[26] Helmut Salzmann and Karl Zeller, "SingularitÃÂÃÂ¤ten unendlich oft differenzierbarer funktionen" [Singularities of infinitely differentiable functions], Math. Zeitschrift 62 (1955), 354367. [MR 17, 134b; Zbl 64.29903]
[27] Jean Schmets and Manuel Valdivia, "A short proof of the Zahorski theorem in R^n", Publication 95.013, Institut de MathÃÂÃÂ©matique UniversitÃÂÃÂ© de LiÃÂÃÂ¨ge, 1995, 8 pages.
[28] Jean Schmets and Manuel Valdivia, "The Zahorski theorem is valid in Gevrey classes", Fund. Math 151 (1996), 149166. [MR 98a:26026; Zbl 877.26014]
[29] JÃÂÃÂ³zef Siciak, "Regular and singular points of Cinfinity functions" (Polish), Zesz. Nauk. Politech. Sl., Mat.Fiz. 48(853) (1986), 127146. [Zbl 777.26020]
[30] Karl R. Stromberg, PROBABILITY FOR ANALYSTS, Lecture notes prepared by Kuppusamy Ravindran, Chapman & Hall, 1994, xiv + 330 pages. [The Fabius (1966) nowhere analytic Cinfinity function is given in Chapter 5.] [MR 95h:60001; Zbl 803.60001]

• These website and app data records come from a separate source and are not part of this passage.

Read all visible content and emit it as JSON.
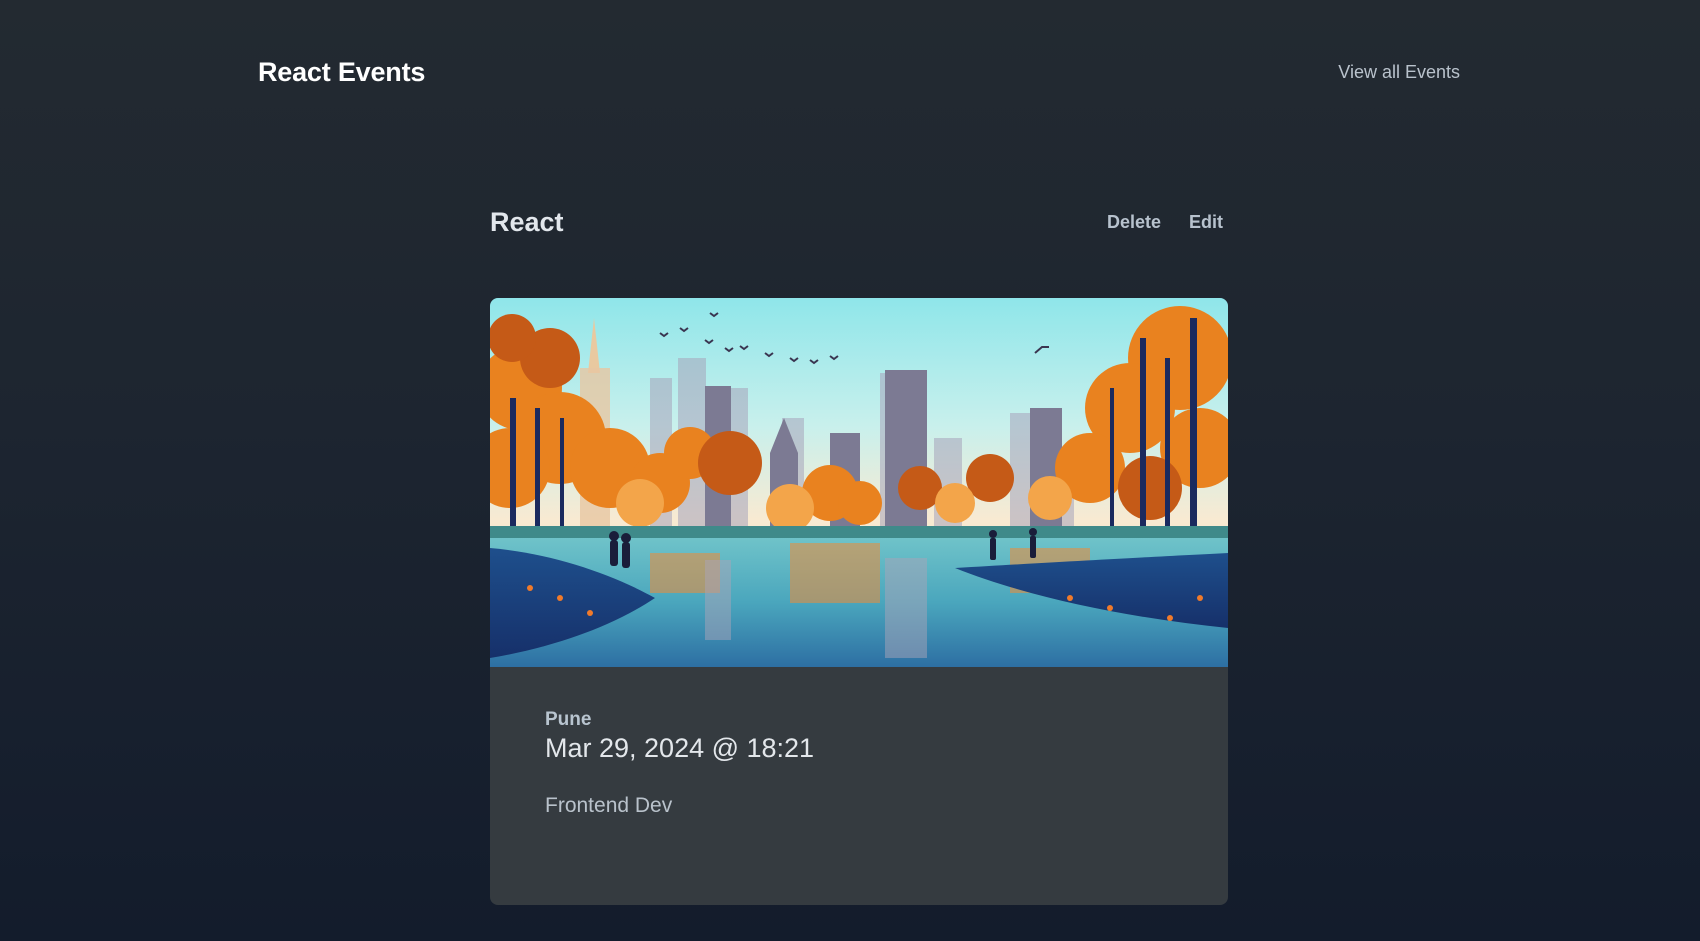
{
  "header": {
    "brand": "React Events",
    "nav_link": "View all Events"
  },
  "event": {
    "title": "React",
    "actions": {
      "delete_label": "Delete",
      "edit_label": "Edit"
    },
    "location": "Pune",
    "datetime": "Mar 29, 2024 @ 18:21",
    "description": "Frontend Dev",
    "image_icon": "autumn-park-city-illustration"
  },
  "colors": {
    "background_top": "#232a31",
    "background_bottom": "#131c2c",
    "card_background": "#353b40",
    "brand_text": "#ffffff",
    "muted_text": "#b9c2cc"
  }
}
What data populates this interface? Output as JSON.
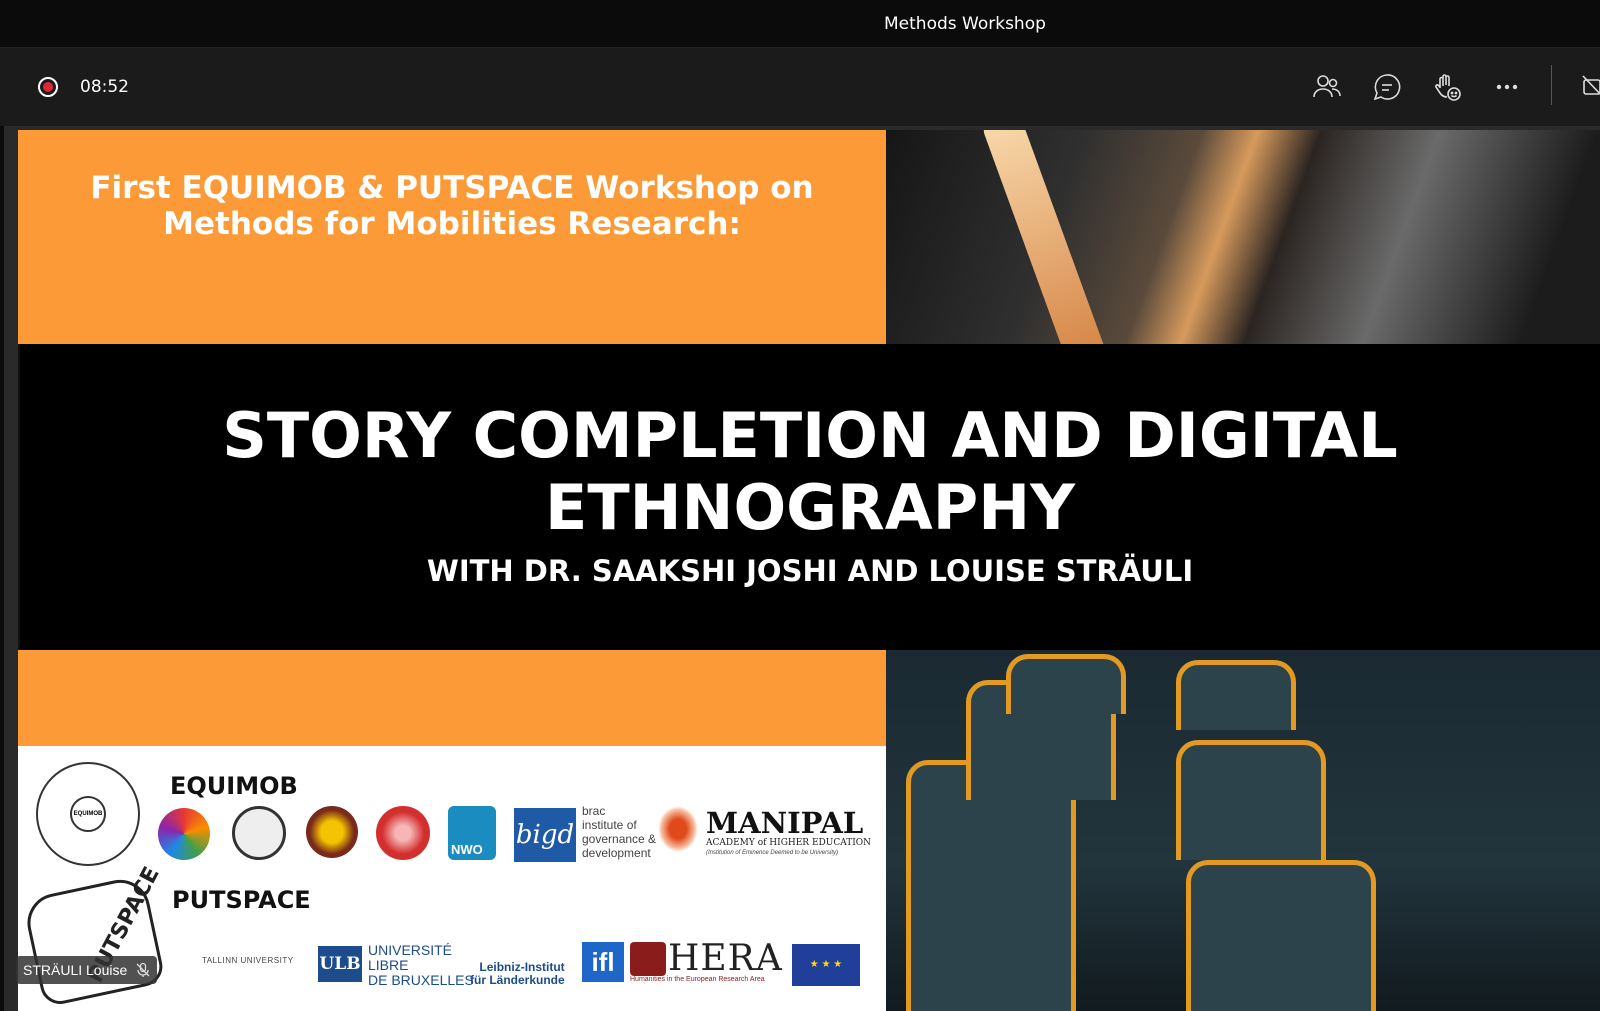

[31] Rudolf VÃÂÃÂ½bornÃÂÃÂ½, "A Cinfinity nowhere analytic function. A forgotten example from 1888", Austral. Math. Soc. Gaz. 15(1) (1988), 78. [MR 89d:26025]
[32] Yohei Yamazaki, "A simple example of a Cinfinity function that is nowhere analytic" (Japanese), Sugaku 27 (1975), 366367. [MR 58 #31185]
[33] Helene Zahorska, "Über die singulÃÂÃÂ¤ren punkte einer funktion der klasse Cinfinity" [On the singular points of functions of class Cinfinity], Acta Math. Acad. Sci. Hungar. 15 (1964), 7794. [MR 28 #3129; Zbl 127.28502]
[34] Zygmunt Zahorski, "ProblÃÂÃÂ¨mes de la thÃÂÃÂ©orie des ensembles et des fonctions" [Problems in the theory of sets and of functions], C. R. Acad. Sci. Paris 223 (1946), 449451. [MR 8, 141c; Zbl 60.13705]
[35] Zygmunt Zahorski, "Sur l'ensemble des points singuliers d'une fonction d'une variable rÃÂÃÂ©elle admettant les dÃÂÃÂ©rivÃÂÃÂ©es de tous les ordres" [On the set of singular points of a function of one real variable that has derivatives of all orders], Fund. Math. 34 (1947), 183245. [A correction to a remark Zahorski had made about a result proved by Ganapathy Iyer is given in Fund. Math. 36, (1949), 319320 (MR 11, 718a; Zbl 38.04201).] [MR 10, 23c; Zbl 33.25504]
******************************************************************** ********************************************************************